Of course, you have to be an adult to be an organ donor, but the kindness of this child’s heart is truly unmatched.
What is KIDNEY PAIRED DONATION?
“This is a really important question that you’ll be asked, because it will increase our chances of finding a donor faster,” said Mrs. DeLeon. “They’ll ask if you are willing to do a KPP (Kidney Paired Donation) because even if you aren’t a match for Gwyn, you might be a match for someone else who has a donor that came forward who is a match for Gwyn.”
As of September 1, there were 105,961 people experiencing organ failure are waiting for the person who will give them “the gift of life.” Experts say over 1,900 of those waiting for organ donation, are children, with nearly a quarter of them less than 5 years old.
More info on living organ donation…
Over 90,000 people are waiting for a kidney, just like Gwyn. Once added to the national registry, people wait an average of 3-5 years for organ donation.
How can living people donate a kidney?
Most people with one kidney live healthy, normal lives with few problems. (Kidney.org)
What organs can come from living donors?
The organ most commonly given by a living donor is the kidney. Parts of other organs including the lung, liver and pancreas are now being transplanted from living donors.
Who can be a living kidney donor?
You must be at least 18 years old at all transplant centers. Some centers require a donor to be 21 or a little older. There are some medical conditions that could prevent you from being a living donor. These include having uncontrolled high blood pressure, diabetes, cancer, HIV, hepatitis, or acute infections. You should always let the transplant center decide if you can be a living donor.
How long does a transplanted kidney last?
On average, a kidney from a living donor lasts about 15 to 20 years. Some will last longer; others might last less.
Is Kidney donation a major surgery?
Surgeons almost always perform minimally invasive surgery to remove a living donor’s kidney (laparoscopic nephrectomy) for a kidney transplant. (Mayo Clinic)
How to SEND A CARD of encouragement to Gwyn…
If you would like to send a card of encouragement for Gwyn DeLeon, you can send it to First Baptist Church PO Box 468, Devine, TX 78016.

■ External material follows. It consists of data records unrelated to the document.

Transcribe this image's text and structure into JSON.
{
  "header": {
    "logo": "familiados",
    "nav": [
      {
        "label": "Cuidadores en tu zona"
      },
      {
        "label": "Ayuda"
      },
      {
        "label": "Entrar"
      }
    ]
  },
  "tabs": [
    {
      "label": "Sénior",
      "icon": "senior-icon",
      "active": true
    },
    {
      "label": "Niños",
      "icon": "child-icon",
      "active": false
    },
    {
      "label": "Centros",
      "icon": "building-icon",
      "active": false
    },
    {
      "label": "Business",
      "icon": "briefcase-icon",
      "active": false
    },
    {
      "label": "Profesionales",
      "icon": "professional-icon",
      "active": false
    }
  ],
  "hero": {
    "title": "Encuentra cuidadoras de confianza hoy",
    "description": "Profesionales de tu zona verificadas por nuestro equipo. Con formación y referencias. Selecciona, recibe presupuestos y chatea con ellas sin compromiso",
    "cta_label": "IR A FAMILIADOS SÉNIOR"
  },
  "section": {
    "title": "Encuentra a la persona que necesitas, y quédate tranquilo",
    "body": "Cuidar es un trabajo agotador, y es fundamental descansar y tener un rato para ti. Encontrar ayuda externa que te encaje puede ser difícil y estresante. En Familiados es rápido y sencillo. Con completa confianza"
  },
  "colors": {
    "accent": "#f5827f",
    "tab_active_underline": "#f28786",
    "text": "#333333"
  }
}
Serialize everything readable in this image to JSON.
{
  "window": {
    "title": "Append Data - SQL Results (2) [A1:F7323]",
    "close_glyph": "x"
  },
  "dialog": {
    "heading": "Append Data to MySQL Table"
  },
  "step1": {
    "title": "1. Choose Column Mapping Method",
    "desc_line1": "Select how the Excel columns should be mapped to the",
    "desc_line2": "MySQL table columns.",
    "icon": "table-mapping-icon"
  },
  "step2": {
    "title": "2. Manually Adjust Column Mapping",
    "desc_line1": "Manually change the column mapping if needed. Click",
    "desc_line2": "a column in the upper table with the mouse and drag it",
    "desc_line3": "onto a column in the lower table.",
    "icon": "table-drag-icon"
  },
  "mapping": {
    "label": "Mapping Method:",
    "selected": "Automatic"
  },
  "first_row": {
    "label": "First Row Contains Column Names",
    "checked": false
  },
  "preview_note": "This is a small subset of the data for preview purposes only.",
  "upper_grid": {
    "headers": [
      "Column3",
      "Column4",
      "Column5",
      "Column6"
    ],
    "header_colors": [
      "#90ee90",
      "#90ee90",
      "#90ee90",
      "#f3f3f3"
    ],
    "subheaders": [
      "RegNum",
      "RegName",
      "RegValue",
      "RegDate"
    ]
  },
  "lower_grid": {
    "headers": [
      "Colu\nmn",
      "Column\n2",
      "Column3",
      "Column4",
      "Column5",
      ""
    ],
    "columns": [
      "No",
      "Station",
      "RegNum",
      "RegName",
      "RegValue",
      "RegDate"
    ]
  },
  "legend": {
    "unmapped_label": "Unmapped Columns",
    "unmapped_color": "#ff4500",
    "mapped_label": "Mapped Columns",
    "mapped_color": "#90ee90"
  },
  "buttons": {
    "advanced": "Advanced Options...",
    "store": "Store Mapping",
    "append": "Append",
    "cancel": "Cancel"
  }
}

If you have it in your heart to donate a kidney for Gwyn, Mrs. DeLeon urges community, family, and friends to check out information on utclivingdonor.com to answer a few questions.